On just about every issue involving lesbians, gays, and bisexuals,
(LGB), North Americans are profoundly divided:
On the one hand, there are
beliefs promoted by most religious conservatives;
On the other hand are opposing beliefs promoted
by most LGB persons, religious liberals,
secularists, therapists, human sexuality researchers, etc.
The two groups are deadlocked. On most sexual orientation
topics, the beliefs of the two groups are mutually exclusive. Little or no dialogue appears to be
active to resolve the conflicts.
The following gives a crude picture of the lack of agreement
between the two main "solitudes." It is impossible to be precise in the space
available, but this chart may give a general idea of the conflict:
Beliefs of most religious conservatives
Beliefs of most religious liberals, LGB
persons, secularists, therapists, human sexuality researchers, etc.
Bisexuality & homosexuality are called:
Sexual preferences, implying ease of change.
Sexual orientations, implying difficulty/impossibility of
What an individual does
They make a choice to try out same-sex behavior; this often leads
quickly to addiction.
They discover what their sexual orientation is.
What mainly sets up a person to be gay?
Bad parenting and/or sexual molestation during childhood.
Genes, determined at conception; perhaps hormones in utero.
Unfortunately, both solitudes are absolutely convinced of the correctness of
their own beliefs.
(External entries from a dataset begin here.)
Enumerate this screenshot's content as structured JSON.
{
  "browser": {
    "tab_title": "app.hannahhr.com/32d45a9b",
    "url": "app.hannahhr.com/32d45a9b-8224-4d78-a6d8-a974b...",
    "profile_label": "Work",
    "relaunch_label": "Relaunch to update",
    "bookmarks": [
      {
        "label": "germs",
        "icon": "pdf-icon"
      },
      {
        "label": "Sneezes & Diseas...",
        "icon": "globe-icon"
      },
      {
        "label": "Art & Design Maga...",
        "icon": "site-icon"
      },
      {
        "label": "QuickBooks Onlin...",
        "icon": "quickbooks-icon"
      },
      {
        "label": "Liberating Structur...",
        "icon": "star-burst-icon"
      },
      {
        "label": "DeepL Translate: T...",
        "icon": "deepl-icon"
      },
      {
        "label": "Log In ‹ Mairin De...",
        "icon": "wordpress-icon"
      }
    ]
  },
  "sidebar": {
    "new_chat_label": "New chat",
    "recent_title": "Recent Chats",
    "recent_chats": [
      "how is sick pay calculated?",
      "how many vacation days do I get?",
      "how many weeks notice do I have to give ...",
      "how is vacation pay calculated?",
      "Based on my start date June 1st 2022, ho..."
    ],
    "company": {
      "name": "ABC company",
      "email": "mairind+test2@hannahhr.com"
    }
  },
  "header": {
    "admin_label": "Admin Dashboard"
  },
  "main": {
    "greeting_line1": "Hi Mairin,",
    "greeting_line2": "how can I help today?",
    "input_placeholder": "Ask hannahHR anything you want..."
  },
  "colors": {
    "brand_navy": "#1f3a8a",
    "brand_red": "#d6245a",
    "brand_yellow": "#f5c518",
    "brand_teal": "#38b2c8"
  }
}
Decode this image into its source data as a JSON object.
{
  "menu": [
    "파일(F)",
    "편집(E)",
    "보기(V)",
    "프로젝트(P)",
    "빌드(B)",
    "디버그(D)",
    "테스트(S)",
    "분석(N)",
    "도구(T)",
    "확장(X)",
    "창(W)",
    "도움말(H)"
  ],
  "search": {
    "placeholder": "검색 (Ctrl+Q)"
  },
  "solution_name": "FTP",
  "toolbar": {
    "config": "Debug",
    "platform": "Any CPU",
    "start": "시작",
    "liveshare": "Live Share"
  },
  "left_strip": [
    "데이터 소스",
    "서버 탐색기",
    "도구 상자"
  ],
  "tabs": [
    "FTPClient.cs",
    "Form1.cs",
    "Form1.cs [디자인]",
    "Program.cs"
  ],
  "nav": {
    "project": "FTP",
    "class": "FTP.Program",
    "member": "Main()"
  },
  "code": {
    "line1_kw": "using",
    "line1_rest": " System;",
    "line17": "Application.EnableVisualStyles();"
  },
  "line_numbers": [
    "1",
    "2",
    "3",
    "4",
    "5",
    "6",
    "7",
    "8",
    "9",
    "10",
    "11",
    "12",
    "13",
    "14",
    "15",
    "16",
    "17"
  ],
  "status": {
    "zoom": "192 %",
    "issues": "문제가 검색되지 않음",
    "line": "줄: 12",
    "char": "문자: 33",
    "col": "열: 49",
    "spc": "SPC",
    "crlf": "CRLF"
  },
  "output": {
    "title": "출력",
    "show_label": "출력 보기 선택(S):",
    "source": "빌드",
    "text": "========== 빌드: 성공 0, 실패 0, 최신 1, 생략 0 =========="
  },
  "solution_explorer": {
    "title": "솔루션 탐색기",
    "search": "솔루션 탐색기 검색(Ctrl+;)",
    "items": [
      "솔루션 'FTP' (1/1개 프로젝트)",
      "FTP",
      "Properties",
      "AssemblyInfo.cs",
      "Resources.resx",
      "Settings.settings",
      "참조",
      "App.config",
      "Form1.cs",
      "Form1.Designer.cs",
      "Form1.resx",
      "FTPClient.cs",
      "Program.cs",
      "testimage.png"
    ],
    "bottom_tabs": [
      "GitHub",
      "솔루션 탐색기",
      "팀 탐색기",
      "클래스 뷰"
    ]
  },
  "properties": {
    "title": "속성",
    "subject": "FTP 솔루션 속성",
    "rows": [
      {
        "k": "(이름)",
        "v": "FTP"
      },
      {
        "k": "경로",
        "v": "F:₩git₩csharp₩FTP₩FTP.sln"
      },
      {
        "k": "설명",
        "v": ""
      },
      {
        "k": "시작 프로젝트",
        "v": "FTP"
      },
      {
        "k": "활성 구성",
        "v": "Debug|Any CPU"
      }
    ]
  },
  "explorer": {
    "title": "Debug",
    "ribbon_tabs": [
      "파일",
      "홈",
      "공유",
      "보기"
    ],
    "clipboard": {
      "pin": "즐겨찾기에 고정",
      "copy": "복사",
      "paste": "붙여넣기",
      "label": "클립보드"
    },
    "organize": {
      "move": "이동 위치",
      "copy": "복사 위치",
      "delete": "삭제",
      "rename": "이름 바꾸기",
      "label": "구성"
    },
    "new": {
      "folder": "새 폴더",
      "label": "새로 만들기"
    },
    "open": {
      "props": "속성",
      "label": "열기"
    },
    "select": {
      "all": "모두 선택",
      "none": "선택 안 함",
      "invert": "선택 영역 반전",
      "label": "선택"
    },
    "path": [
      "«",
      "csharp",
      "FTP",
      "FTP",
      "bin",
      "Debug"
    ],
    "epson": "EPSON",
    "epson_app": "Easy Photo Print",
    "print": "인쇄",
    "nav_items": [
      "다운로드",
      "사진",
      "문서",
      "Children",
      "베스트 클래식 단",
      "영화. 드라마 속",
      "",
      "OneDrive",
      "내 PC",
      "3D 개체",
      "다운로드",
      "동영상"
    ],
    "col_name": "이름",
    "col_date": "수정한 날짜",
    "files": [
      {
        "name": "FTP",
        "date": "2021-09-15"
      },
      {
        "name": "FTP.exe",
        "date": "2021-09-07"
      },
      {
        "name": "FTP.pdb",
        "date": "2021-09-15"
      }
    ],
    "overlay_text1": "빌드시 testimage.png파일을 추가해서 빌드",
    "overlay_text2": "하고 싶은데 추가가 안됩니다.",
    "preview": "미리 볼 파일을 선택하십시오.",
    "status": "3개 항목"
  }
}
Essentially no formal dialog exists between them to resolve
NARTH, the National Association for Research and
Therapy of Homosexuality, is a group of conservative religious and social
therapists and clergy. They once attempted to open a dialogue with the
American Psychiatric Association, but were rebuffed.
In the meantime, the rate of suicide attempts by GLBT persons is quite high,
particularly among youth and young adults. Dead bodies are piling up at a fierce
rate. Unfortunately, in order to effectively save lives and directly tackle
problems associated with
sexual orientation and gender
identity, the two side would have to actively engage in dialogue. This is
apparently difficult for them to do.
Talk radio and TV programs in general and "Dr. Phil" in particular have the
ability to help resolve the conflict over GLB issues.
They bring people with opposite views together on the same program in the
context of intra-relationship and intra-family conflict.
In many cases, their viewers may find these programs to be their first
opportunity to hear alternate viewpoints.
They give a human face to GLB issues. It is much easier to hate and
oppress minorities if they are considered as some nameless, faceless group.
Seeing them as hurting individuals being oppressed by friends, family and
society can change beliefs.
Many people trust the heads of these programs. Some are motivated by the
shows' content to change their own beliefs.
The same "two solitudes" phenomenon exists with
abortion access: There are methods by which the total number of abortions in
the U.S. could be reduced by many hundreds of thousands per year. Countries
elsewhere in the world have employed these technique successfully and already
have much lower abortion rates than the U.S. To a person who is pro-life, this
would mean the saving of many millions of human lives every decade.
Unfortunately, the pro-life and pro-choice movements invest almost all of
their effort into erecting barriers to prevent women from having an abortion, or
into efforts to tear them down. Little money and effort is available to reduce
the abortion rate by preventing pregnancy in the first place and by making it
economically feasible for women to choose to continue their pregnancy.